Kenneth L. Adelman, President Reagan's controversial choice to head the Arms Control and Disarmament Agency, questioned in a 1979 government-financed study whether the U.S. policy to prevent proliferation of nuclear weapons would be "applied rigorously to South Africa or to any strategically located state, such as Pakistan."

He wrote that any departure from the then-stringent Carter administration policy, which barred export of any equipment or material that could be used in developing a nuclear device, would depend in part on the strategic balance between the United States and the Soviet Union and on "political events in the United States" including the 1980 presidential election.

Adelman, who as ACDA director would be in charge of formulating U.S. nonproliferation policies, did not say where he got the idea of selective application of such policies nor whether he supported this.

Instead, Adelman presented the idea as one of the "assumptions" underlining his study, "Impact Upon U.S. Security of South African Nuclear Weapons Capability." Adelman wrote the study, financed by the Defense Intelligence Agency, while working as an analyst for the Stanford Research Institute.

When the study was first brought up during Adelman's confirmation hearings before the Senate Foreign Relations Committee, he pointed to his conclusion that "it is clear that the overall effect of an overt South African nuclear weapon capability during relative peacetime would be negative" for the United States, so policy makers should "try to head it off."

But when questioned about other conclusions, such as the finding that "a South African nuclear capability might be of military utility to the West if Pretoria decided to produce nuclear anti-submarine weapons," Adelman said he had been "tasked" to "give an assessment if the bad happened."

A review of the 76-page South African study and other of his writings illustrates the difficulty in using them as a key to the 36-year-old nominee's thinking.

The Senate committee is scheduled to meet today to determine whether Adelman will be recalled for a third round of questioning by members. The White House has been pressuring Chairman Charles H. Percy (R-Ill.) to find a way to stop this.

One of Adelman's leading critics, Sen. Alan Cranston (D-Calif.), who is running for the Democratic nomination for president on an arms control platform, said he wants to question Adelman about a May, 1981, New York Daily News story quoting him as describing arms negotiations as a "sham."

Adelman released a statement last Thursday saying he had "no recollection of ever granting an interview" to writer Ken Auletta and denying ever making any such statement "in my life."

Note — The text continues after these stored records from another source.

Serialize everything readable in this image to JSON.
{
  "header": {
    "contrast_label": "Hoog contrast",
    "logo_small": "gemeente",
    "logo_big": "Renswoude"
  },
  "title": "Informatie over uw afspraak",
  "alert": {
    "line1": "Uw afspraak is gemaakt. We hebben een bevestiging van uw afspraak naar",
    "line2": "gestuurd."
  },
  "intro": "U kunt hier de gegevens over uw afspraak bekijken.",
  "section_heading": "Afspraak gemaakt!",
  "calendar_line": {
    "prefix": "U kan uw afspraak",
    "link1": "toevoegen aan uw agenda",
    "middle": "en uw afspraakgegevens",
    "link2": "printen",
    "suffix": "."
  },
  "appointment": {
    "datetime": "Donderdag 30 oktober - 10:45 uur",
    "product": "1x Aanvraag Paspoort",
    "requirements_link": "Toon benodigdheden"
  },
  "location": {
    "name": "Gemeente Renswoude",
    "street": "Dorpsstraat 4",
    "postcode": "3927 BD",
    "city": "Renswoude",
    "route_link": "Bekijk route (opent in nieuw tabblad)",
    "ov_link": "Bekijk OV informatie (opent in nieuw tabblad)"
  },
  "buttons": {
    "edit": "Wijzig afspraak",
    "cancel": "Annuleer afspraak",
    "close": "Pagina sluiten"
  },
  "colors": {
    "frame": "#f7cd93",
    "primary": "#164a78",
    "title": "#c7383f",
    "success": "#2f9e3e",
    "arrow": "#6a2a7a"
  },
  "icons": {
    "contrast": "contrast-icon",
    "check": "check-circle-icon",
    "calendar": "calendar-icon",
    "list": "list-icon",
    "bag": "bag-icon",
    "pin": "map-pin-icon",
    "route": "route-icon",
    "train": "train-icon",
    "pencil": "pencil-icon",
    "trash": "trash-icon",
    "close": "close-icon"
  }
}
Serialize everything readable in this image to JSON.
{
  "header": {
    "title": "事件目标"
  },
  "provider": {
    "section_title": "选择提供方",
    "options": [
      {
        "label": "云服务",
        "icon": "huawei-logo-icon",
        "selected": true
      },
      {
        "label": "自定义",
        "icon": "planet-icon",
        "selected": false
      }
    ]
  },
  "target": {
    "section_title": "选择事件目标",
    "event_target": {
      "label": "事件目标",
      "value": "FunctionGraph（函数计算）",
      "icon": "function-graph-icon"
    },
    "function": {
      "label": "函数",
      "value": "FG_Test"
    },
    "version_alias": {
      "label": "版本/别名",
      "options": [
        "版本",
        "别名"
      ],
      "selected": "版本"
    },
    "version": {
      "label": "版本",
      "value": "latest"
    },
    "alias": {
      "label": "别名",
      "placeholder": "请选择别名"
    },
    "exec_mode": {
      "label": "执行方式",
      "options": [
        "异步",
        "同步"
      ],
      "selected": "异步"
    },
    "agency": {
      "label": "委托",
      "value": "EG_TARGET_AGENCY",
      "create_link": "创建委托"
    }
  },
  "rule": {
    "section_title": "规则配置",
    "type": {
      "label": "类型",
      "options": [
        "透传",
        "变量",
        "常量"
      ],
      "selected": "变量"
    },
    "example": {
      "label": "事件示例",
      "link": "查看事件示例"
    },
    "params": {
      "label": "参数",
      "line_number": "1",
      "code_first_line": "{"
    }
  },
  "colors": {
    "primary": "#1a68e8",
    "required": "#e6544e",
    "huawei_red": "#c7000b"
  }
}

The Senate committee put off a vote on Adelman's nomination last Wednesday when it appeared it would lose by 9 to 8. The members voted instead, by 15 to 2, to delay taking action and ask Reagan to withdraw the nomination. But Reagan has declared he will fight for his choice.

A majority on the committee have considered Adelman, now deputy U.S. representative to the United Nations, to be too inexperienced for the job and lacking in commitment to arms reductions.

The South African study contains many ideas, some of them controversial and several contradictory, with no guidance as to which, if any, represent Adelman's own views.

One of its recommendations is for Washington to "advance its own security interests in the decade ahead" by "tightening its ties to South African security officials."

The study says a Persian Gulf crisis "might force U.S. officials to swiftly put aside their repugnance of apartheid for the furtherance of critical western interests in defeating the Soviets, just as U.S. officials of the 1940s put aside (or more accurately overcame) their repugnance of Stalin's gulags for the furtherance of critical western interests in defeating Hitler."

A South African declaration that it has a nuclear weapon "would make closer western-South African military cooperation all the more imperative yet all the more difficult," the study says, explaining that the Pretoria government's capability could be "of military utility to the West" if it decided to "produce ASW anti-submarine warfare weapons which are easily adapted from the nuclear devices needed for free-fall fission bombs."

The study calls for the reopening of "all channels of communication of value to U.S. security interests in general" so that Washington can "receive helpful or even critical intelligence at little cost." It cites the fact that in 1979 South African aircraft "kept close surveillance of a Soviet task force. . . rounding the Cape to head for the Persian Gulf."

Adelman also suggests that American officials in South Africa "can help push for domestic change through the military channel," in part because "the professional military seem among the most reform-prone of all Afrikaner establishment groups . . . . Military officers realize better than the Afrikaner populace at large that the cure for the nation's cancerous ills does not lie solely (or even primarily) in the military ward."